Ohio Senate Republicans voted to remove almost all requirements for carrying a concealed weapon, just weeks after the House passed a similar bill, setting up a potential showdown in the new year over which version goes to the governor.
Senate Bill 215, known as a constitutional or permitless carry law, passed the Senate 23-7 Wednesday. Sen. Jerry Cirino, R-Kirtland, cast the lone Republican no vote.
The bill would eliminate the requirement to take a class and get a permit to legally carry concealed firearms. Instead, anyone 21 years or older who is legally allowed to own a firearm would be allowed to carry it concealed while out and about in Ohio.
The will would also loosen what's required when armed Ohioans are stopped by police. Current law puts on the onus on the gun owner to "promptly" inform law enforcement that they're armed. The bill would require people to disclose that they were armed only when asked by a police officer or face a second-degree misdemeanor charge.
The permits and eight-hour training courses would still be available though for people who want a physical license to fulfill reciprocity agreements when crossing state lines.
It's a shorter, simpler bill than what the House passed, according to Senate Republicans. They cut out all the sections on pretrial immunity during a committee meeting Tuesday afternoon.
"I've known Terry Johnson (the bill sponsor) since he got elected in 2011 in the House. He's a leader in this and knows a lot about it," Senate President Matt Huffman, R-Lima, said. "From our perspective, that will be the vehicle on this issue."
House Bill 227 eliminated the need for a concealed carry permit, but it also modified the rules for active military and expanded the role of local sheriff offices in issuing concealed licenses.
Both bills were opposed by Democrats, Ohio's Fraternal Order of Police and municipal groups such as the Ohio Mayors Alliance.

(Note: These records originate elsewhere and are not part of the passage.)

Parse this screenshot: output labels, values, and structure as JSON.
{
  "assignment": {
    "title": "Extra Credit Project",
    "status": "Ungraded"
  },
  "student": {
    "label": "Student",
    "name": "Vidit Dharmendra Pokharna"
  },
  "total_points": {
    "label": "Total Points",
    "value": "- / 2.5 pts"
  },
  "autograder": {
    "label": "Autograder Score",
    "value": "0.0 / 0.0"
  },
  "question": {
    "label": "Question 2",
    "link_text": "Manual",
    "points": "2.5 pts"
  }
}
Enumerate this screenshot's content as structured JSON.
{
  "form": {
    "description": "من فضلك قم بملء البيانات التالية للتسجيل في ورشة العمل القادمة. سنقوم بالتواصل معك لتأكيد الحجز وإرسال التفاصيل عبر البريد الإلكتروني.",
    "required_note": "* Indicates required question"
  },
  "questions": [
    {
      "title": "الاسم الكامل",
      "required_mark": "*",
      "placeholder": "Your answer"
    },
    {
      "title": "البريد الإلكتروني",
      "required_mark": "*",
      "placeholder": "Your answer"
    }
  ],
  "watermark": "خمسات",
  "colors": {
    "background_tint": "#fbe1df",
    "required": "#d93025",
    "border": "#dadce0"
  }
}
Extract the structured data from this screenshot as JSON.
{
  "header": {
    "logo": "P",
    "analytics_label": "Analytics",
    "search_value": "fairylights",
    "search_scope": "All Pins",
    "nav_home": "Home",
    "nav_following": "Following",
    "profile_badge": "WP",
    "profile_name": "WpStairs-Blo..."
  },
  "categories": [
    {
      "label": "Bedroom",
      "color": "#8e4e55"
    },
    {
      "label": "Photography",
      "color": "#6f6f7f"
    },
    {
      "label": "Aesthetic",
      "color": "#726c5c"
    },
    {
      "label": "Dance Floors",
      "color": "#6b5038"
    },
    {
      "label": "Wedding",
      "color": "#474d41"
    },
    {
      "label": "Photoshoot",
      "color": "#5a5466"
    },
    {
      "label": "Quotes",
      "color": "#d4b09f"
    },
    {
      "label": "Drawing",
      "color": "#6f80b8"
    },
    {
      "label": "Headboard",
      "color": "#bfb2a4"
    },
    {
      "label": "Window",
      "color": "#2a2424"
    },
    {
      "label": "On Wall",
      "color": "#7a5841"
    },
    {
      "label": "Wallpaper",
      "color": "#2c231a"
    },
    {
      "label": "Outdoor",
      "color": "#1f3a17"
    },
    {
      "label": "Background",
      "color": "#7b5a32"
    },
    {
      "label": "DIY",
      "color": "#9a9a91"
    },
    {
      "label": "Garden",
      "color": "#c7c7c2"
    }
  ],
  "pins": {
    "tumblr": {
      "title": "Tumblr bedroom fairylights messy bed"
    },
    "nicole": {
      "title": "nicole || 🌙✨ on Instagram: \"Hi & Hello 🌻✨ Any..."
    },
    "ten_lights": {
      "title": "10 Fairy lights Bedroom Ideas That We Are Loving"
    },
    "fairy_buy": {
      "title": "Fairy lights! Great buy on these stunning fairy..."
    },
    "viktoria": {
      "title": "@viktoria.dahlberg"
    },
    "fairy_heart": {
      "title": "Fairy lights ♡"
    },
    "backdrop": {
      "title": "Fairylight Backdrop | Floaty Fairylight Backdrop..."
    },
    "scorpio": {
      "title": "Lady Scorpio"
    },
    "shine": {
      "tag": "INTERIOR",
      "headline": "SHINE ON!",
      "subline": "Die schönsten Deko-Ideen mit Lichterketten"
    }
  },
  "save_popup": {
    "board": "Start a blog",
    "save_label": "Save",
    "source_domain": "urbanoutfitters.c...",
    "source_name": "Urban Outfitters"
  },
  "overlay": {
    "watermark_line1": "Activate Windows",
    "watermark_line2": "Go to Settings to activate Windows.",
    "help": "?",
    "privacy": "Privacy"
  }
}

"We believe that passing this bill will increase violent crime, it will increase police-involved shootings, and more innocent victims being caught in the crossfire," Ohio Mayors Alliance Director Keary McCarthy said.
Democratic Sen. Cecil Thomas, who spent more than two decades working as a Cincinnati police officer, said eliminating the duty to notify would make routines stops more dangerous and potentially more deadly.
"There are so many variations of how this could go real bad," he said.
And Sen. Teresa Fedor, D-Toledo, worried these bills would make it easier for people convicted of domestic violence or misdemeanor assault against an officer to carry guns.
"It is an anti-police bill," Fedor said. "You are not listening to them."
But Sen. Steve Wilson, R-Mainville, disagreed.
"I don’t believe there is anything in this bill that changes the requirement for buying a gun in the state of Ohio, which includes background checks," Wilson said.
Purchasing firearms from federally licensed gun dealers requires background checks. Buying guns via private sales does not.
Ohio first passed its CCW law in 2004. Last year, 96,892 new licenses were issued and 72,340 were renewed. In total, more than 700,000 Ohioans have active CCW licenses.
Anna Staver is a reporter with the USA TODAY Network Ohio Bureau. It serves the Columbus Dispatch, Cincinnati Enquirer, Akron Beacon Journal and 18 other affiliated news organizations across Ohio.
This article originally appeared on The Columbus Dispatch: Ohio Senate is pass bill eliminating need for conceal carry permits